The instructions tell you how to mix the paint if you’re going to use it in a sprayer. I personally think that would be the absolute best way to use it. You’d get a gorgeous, factory-like finish with a sprayer. Of course, you do have to know how to use a sprayer. Just like spray paint, if you’re a newbie, you definitely might get some runs and drips. But if you know what you’re doing with a sprayer (e.g., you understand not to put it on too thick, and to do smooth, even motions, etc.), then it would work beautifully.
How long do you have to work with the paint once the two parts are mixed?
The instructions say to use the paint within six hours of mixing the Part A and Part B together.
On tile, what kind of brush would you use?
If I were painting large, flat sections of tile, and I didn’t have access to a sprayer, I would absolutely use a roller. Of course, I would use the brush first on the areas where I needed to “cut in” (i.e., areas where the roller won’t reach, such as corners), and then follow up with the roller on the large areas.
Would this work on faux (cultured) marble?
I actually called Rust-Oleum to ask this question. Their answer…this product isn’t made for cultured marble. BUT…that obviously hasn’t stopped some other daring DIYers from trying it. So the official answer from Rust-Oleum is “no”, but I’m generally the kind of DIYer who uses that information more as a suggestion than a rule.
How much did this project cost?
Rust-Oleum provided the refinishing kits at no charge for my bathroom. But my tub and surround required two of the kits, so if I had purchased them myself, that would have cost about $52 for the two kits (they’re $25.97 each at Home Depot).
The rest of the supplies (brush, roller, roller covers, Comet, Lime Away, scouring pad, sandpaper, etc.) cost me about $75, including the $30 breathing mask.
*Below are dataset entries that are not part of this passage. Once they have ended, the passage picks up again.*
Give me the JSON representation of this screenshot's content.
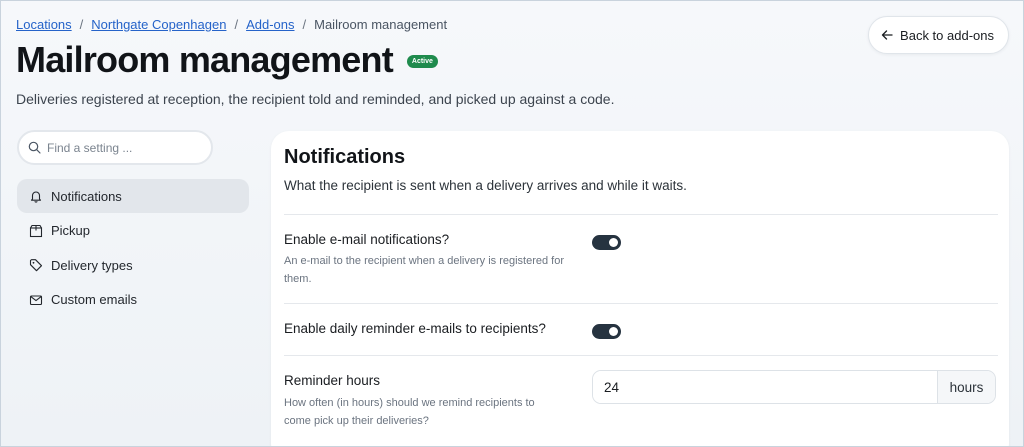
{
  "breadcrumb": {
    "items": [
      {
        "label": "Locations",
        "link": true
      },
      {
        "label": "Northgate Copenhagen",
        "link": true
      },
      {
        "label": "Add-ons",
        "link": true
      },
      {
        "label": "Mailroom management",
        "link": false
      }
    ],
    "separator": "/"
  },
  "header": {
    "title": "Mailroom management",
    "status_badge": "Active",
    "subtitle": "Deliveries registered at reception, the recipient told and reminded, and picked up against a code.",
    "back_button": {
      "label": "Back to add-ons",
      "icon": "arrow-left-icon"
    }
  },
  "sidebar": {
    "search": {
      "placeholder": "Find a setting ...",
      "value": "",
      "icon": "search-icon"
    },
    "items": [
      {
        "label": "Notifications",
        "icon": "bell-icon",
        "active": true
      },
      {
        "label": "Pickup",
        "icon": "box-icon",
        "active": false
      },
      {
        "label": "Delivery types",
        "icon": "tag-icon",
        "active": false
      },
      {
        "label": "Custom emails",
        "icon": "mail-icon",
        "active": false
      }
    ]
  },
  "panel": {
    "title": "Notifications",
    "description": "What the recipient is sent when a delivery arrives and while it waits.",
    "settings": [
      {
        "label": "Enable e-mail notifications?",
        "help": "An e-mail to the recipient when a delivery is registered for them.",
        "type": "toggle",
        "enabled": true
      },
      {
        "label": "Enable daily reminder e-mails to recipients?",
        "help": "",
        "type": "toggle",
        "enabled": true
      },
      {
        "label": "Reminder hours",
        "help": "How often (in hours) should we remind recipients to come pick up their deliveries?",
        "type": "number",
        "value": "24",
        "suffix": "hours"
      }
    ]
  },
  "colors": {
    "link": "#2563c9",
    "badge": "#1f8b4d",
    "toggle_on": "#263340"
  }
}
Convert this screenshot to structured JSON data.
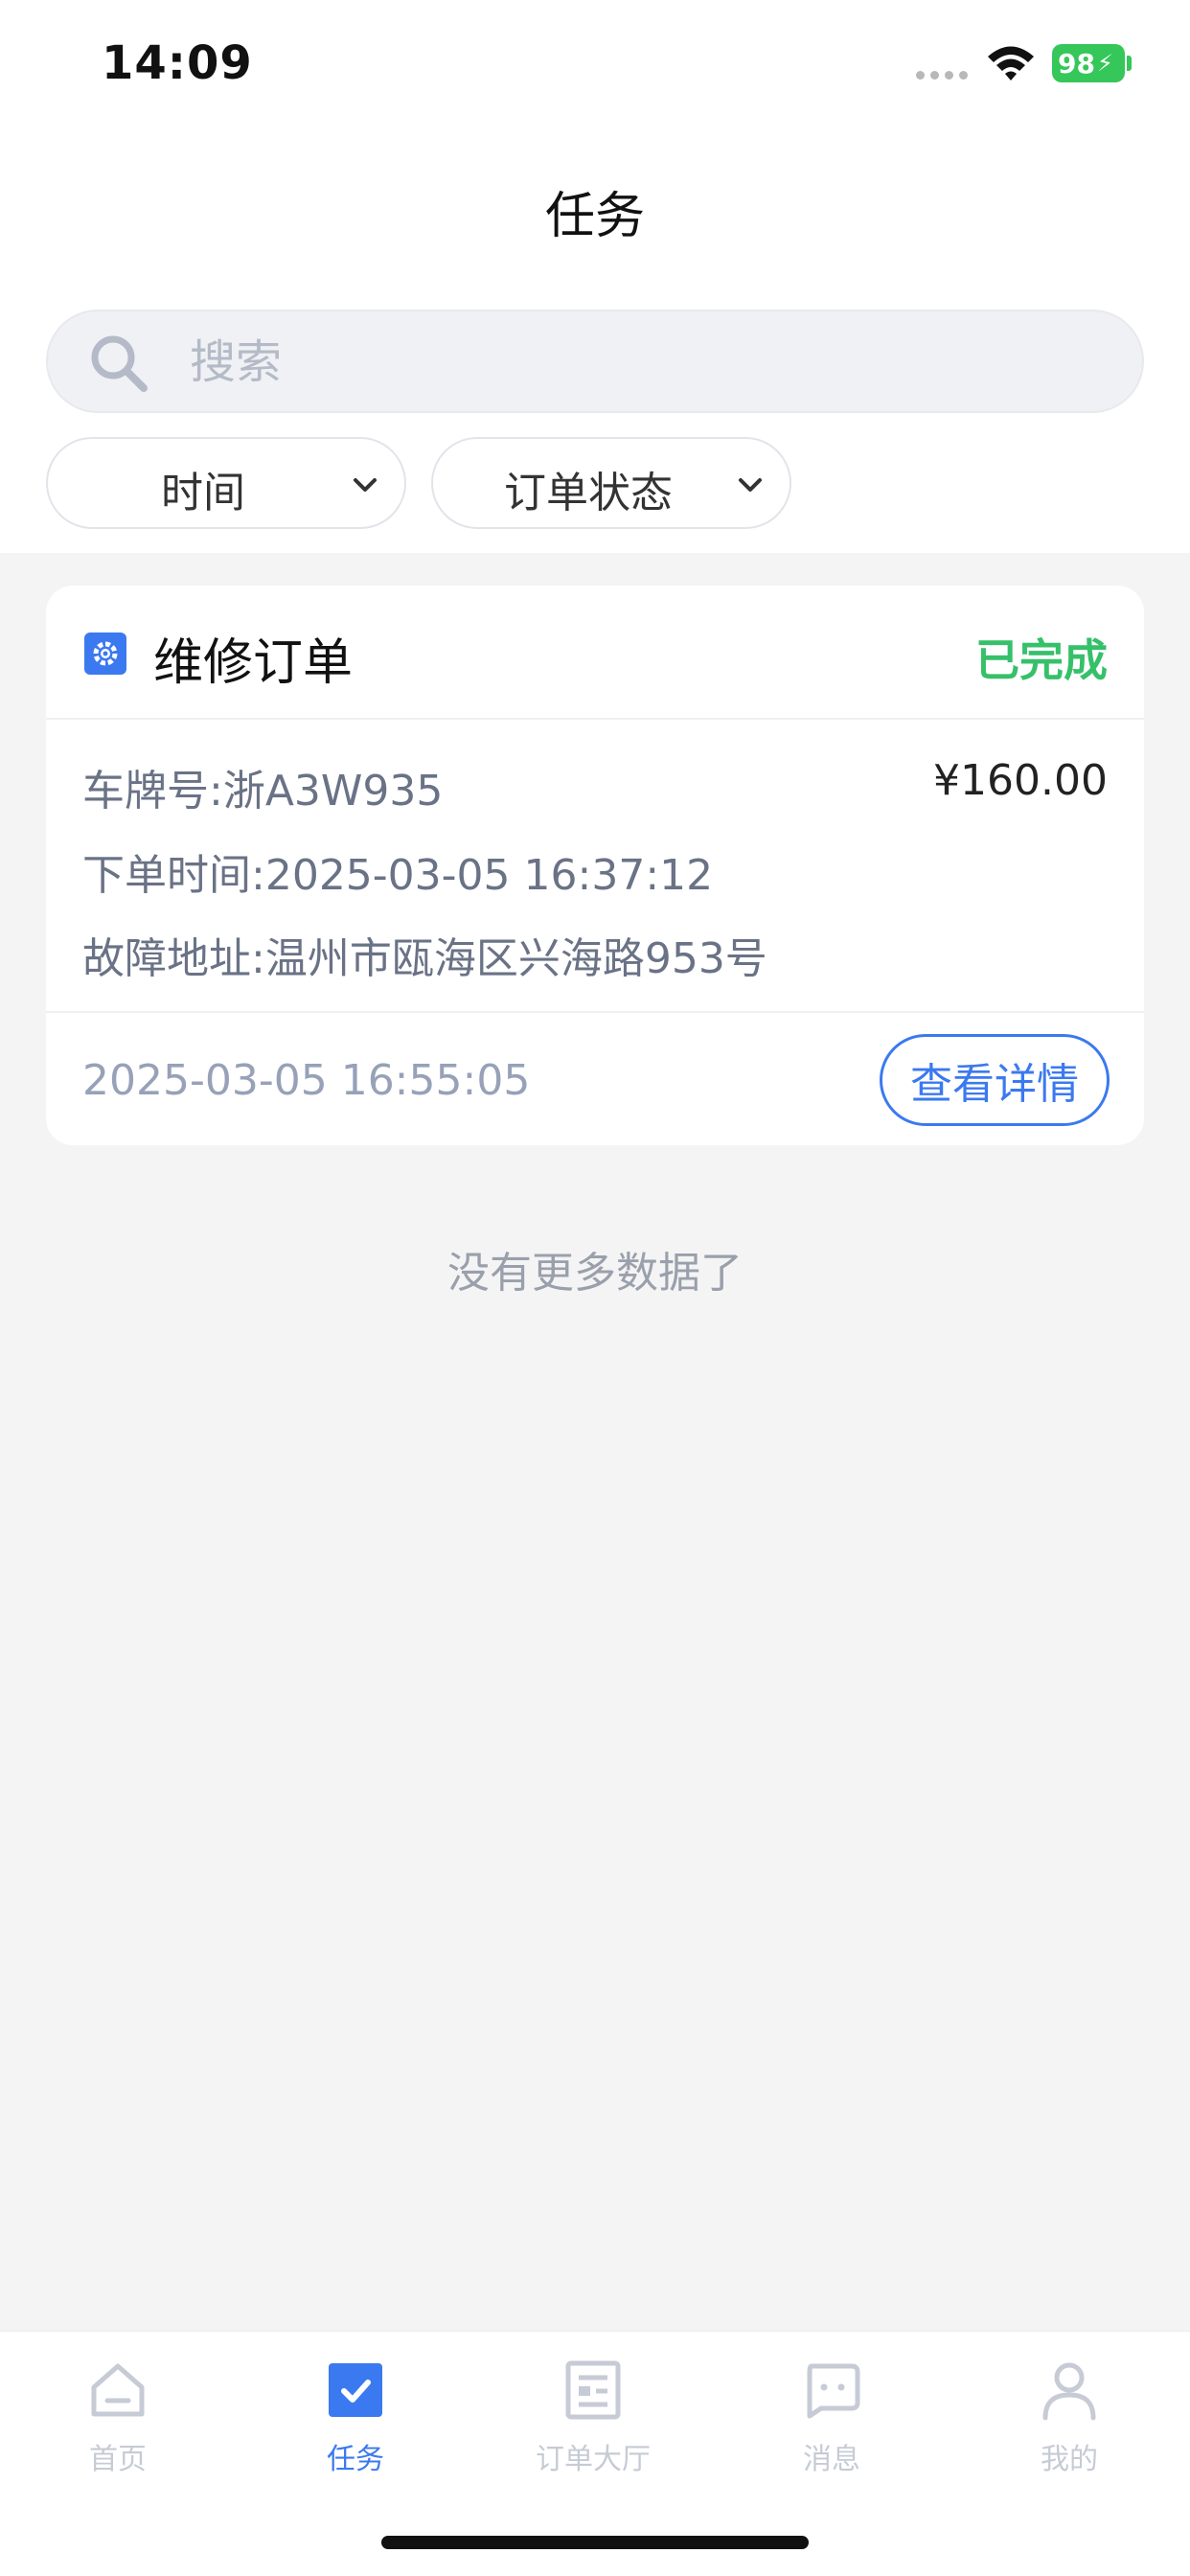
{
  "status_bar": {
    "time": "14:09",
    "battery": "98"
  },
  "header": {
    "title": "任务"
  },
  "search": {
    "placeholder": "搜索"
  },
  "filters": [
    {
      "label": "时间"
    },
    {
      "label": "订单状态"
    }
  ],
  "order": {
    "title": "维修订单",
    "status": "已完成",
    "plate_label": "车牌号:",
    "plate_value": "浙A3W935",
    "price": "¥160.00",
    "order_time_label": "下单时间:",
    "order_time_value": "2025-03-05 16:37:12",
    "address_label": "故障地址:",
    "address_value": "温州市瓯海区兴海路953号",
    "footer_time": "2025-03-05 16:55:05",
    "detail_button": "查看详情"
  },
  "no_more": "没有更多数据了",
  "tabs": [
    {
      "label": "首页",
      "icon": "home-icon"
    },
    {
      "label": "任务",
      "icon": "task-check-icon",
      "active": true
    },
    {
      "label": "订单大厅",
      "icon": "order-hall-icon"
    },
    {
      "label": "消息",
      "icon": "message-icon"
    },
    {
      "label": "我的",
      "icon": "profile-icon"
    }
  ],
  "colors": {
    "accent": "#3b79f0",
    "success": "#36c06a",
    "battery": "#35c759"
  }
}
But I bought everything new. In other words, I generally have Comet on hand at home, but I was completely out, so I bought a new huge container of it. I generally have scouring pads at home, but I had just thrown out my last one, so I bought a new package of seven (and only needed one for the project). I actually have a 6.5″ roller cage, but I saw this new kind and wanted one, because I’m a sucker for shiny new products. I actually already own two of the breathing masks, but because I’m an irresponsible DIYer who can’t seem to keep up with the shiny new tools that I buy, I couldn’t find either of them. (And those are $30 each!)
So in other words, it’s very likely that you’ll already have some of the supplies on hand, especially if you do DIY projects regularly.
Can you use this product on a bathroom sink?
The box says that it can be used on ceramic, porcelain, fiberglass, and acrylic. Since most sinks are made of one of those things (unless you have a cultured marble sink), then yep, you can go for it!
What kind of cleaner can you use on the painted bathtub?
I’ve actually looked all over for this information, and I can’t find it anywhere. I do remember years ago, I had a client who had her tubs professionally sprayed, and they told her that she shouldn’t use any types of harsh abrasive cleaners on it (like Comet or Ajax). Just keep in mind that it is a painted surface.
How long will the finish last?
Again, it is a painted surface, so common sense will tell you that it won’t last forever. But I think the amount of time that it’ll last is completely dependent upon each household, and the wear and abuse that you dish out to your bathtub.
I think this question is probably impossible to answer…almost like, “How long will the finish on a painted coffee table last?” Obviously that answer would be much different for a single woman than it would be for a married couple with five young boys.
Can you use this bathtub paint on garden tubs with jets?
I called Rust-Oleum about this question also. Short answer…YES! You just want to be really sure that you tape off the jets prior to applying the paint so that the paint doesn’t get on/in the jets.
Phew! I think I got all of the questions answered, but if I’ve forgotten something, or if you’ve thought of another questions, just leave it in the comments below and I’ll add it to this post.
And if you missed the original post (or the video that I added later in the day), you can see that here.